The World Economic Forum (WEF) has issued a stark warning, highlighting artificial intelligence-driven misinformation as the foremost short-term threat to the global economy. The WEF’s annual risks report, based on the insights of 1,400 experts, paints a bleak picture, expressing concerns that the dissemination of false information could severely impact politics, potentially leading to social unrest, riots, and government crackdowns.
The report underscores the heightened risk of global catastrophes over the next two years, with 30% of respondents fearing such an event and two-thirds anticipating a disastrous occurrence within the next decade. The persistent cost of living crisis, coupled with the interlinked challenges of disinformation and polarised societies, dominates the outlook for 2024, according to the WEF.
With upcoming elections in countries representing 60% of global GDP, including the UK, the US, the EU, and India, the WEF’s annual risks report predicts a nexus between falsified information and societal upheaval during election campaigns. Misinformation, defined as false or inaccurate information, and disinformation, intentionally false content used for propaganda, are identified as major risks. The WEF warns that the spread of false information could lead to riots, strikes, and government crackdowns, disrupting political landscapes.
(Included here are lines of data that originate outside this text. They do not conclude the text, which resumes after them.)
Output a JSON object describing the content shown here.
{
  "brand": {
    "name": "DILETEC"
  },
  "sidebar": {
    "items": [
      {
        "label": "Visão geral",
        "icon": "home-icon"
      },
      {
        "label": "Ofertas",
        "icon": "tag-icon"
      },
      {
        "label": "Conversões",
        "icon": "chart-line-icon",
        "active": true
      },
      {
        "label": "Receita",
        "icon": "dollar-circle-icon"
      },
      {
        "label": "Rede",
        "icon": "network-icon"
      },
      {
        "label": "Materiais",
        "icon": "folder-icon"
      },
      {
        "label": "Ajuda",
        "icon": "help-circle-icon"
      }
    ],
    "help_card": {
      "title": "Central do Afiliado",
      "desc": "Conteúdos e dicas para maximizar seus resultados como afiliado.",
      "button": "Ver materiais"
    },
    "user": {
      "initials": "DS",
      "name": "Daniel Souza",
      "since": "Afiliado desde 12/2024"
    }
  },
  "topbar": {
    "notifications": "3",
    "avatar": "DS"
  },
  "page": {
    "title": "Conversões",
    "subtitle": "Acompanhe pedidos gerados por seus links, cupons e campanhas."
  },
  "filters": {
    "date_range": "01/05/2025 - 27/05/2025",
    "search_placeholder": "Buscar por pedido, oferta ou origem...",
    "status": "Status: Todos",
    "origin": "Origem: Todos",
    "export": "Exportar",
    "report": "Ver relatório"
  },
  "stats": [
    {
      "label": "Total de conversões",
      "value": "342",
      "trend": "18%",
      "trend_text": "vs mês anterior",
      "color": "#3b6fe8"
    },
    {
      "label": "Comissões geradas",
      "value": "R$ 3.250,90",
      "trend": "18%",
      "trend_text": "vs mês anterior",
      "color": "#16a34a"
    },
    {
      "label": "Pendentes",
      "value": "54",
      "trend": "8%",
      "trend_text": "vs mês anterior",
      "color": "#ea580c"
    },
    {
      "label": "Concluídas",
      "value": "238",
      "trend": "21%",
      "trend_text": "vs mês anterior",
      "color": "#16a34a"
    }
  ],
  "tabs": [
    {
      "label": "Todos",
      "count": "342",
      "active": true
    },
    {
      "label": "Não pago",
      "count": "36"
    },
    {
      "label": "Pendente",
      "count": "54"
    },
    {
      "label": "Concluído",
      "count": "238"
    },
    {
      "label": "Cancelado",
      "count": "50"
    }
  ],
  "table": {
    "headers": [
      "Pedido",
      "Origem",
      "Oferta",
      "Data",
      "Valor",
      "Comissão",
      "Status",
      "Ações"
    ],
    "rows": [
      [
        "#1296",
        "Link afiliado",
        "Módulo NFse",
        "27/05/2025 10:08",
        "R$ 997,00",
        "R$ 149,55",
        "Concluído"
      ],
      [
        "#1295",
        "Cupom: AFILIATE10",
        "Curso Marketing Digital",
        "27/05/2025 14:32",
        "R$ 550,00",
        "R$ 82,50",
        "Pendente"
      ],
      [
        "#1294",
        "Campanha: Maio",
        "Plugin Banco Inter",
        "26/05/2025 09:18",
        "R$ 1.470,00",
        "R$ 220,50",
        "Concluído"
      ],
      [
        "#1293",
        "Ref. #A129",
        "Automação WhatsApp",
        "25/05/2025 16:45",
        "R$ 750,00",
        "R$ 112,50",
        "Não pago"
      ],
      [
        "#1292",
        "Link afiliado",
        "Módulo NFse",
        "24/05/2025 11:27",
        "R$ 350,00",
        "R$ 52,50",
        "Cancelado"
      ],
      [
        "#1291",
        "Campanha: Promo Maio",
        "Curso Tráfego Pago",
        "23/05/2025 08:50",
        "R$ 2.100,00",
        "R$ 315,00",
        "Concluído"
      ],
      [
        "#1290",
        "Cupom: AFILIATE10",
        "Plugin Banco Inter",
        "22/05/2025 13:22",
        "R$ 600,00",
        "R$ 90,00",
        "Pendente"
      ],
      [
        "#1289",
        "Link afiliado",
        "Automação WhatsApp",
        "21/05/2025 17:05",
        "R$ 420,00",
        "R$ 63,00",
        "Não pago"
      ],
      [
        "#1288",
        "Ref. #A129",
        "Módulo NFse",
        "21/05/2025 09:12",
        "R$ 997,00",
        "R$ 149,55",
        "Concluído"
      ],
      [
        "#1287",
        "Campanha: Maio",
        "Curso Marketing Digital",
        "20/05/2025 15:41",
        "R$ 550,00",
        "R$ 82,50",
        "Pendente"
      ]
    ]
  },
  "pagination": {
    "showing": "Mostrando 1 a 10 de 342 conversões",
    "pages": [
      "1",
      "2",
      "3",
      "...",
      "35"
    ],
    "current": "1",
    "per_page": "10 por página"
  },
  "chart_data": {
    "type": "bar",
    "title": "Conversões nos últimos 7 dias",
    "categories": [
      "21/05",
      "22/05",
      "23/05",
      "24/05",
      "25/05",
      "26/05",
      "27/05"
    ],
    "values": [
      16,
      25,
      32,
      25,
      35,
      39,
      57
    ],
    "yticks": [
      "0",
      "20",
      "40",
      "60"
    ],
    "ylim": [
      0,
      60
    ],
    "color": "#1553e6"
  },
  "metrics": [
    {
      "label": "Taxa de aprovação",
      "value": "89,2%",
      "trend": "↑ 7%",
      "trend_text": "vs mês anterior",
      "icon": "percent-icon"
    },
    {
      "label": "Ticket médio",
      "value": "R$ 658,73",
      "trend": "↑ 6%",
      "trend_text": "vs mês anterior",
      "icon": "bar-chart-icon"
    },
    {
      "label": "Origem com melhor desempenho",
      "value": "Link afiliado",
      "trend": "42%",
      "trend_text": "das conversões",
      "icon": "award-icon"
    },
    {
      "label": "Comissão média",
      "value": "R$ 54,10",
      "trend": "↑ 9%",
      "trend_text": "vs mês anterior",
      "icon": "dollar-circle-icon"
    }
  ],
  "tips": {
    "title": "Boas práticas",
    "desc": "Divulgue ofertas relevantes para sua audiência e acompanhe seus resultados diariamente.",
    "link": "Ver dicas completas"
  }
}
Over the next 10 years, extreme weather events and climate change emerge as the most pressing risks, as indicated by the experts polled by the WEF. The destabilisation of the global order, characterised by polarising narratives, insecurity, and the worsening impacts of extreme weather, contributes to accelerating risks, including misinformation and disinformation, says Saadia Zahidi, a managing director of the WEF.
In the short term, the five biggest risks include misinformation and disinformation, extreme weather events, societal polarisation, cyber insecurity, and interstate armed conflict. The report emphasises the disruptive role of artificial intelligence breakthroughs, magnifying the threats posed by misinformation and disinformation. Carolina Klint, Chief Commercial Officer in Europe for Marsh McLennan, highlights the need for resilience at organisational, country, and international levels, with increased cooperation between the public and private sectors to navigate this evolving risk landscape.
Looking at the longer-term horizon, the top five risks include extreme weather events, critical changes to earth systems, biodiversity loss and ecosystem collapse, natural resource shortages, and ongoing concerns about misinformation and disinformation.
While two-thirds of respondents express worry about extreme weather events in 2024, there are varying opinions on the urgency of these risks. Private sector respondents anticipate most environmental risks materialising over a longer timeframe than civil society or government, highlighting the growing risk of reaching a point of no return.
Despite the gloomy outlook, Zahidi emphasises that the future is within our control, urging global cooperation and resilience-building efforts at organisational, country, and international levels.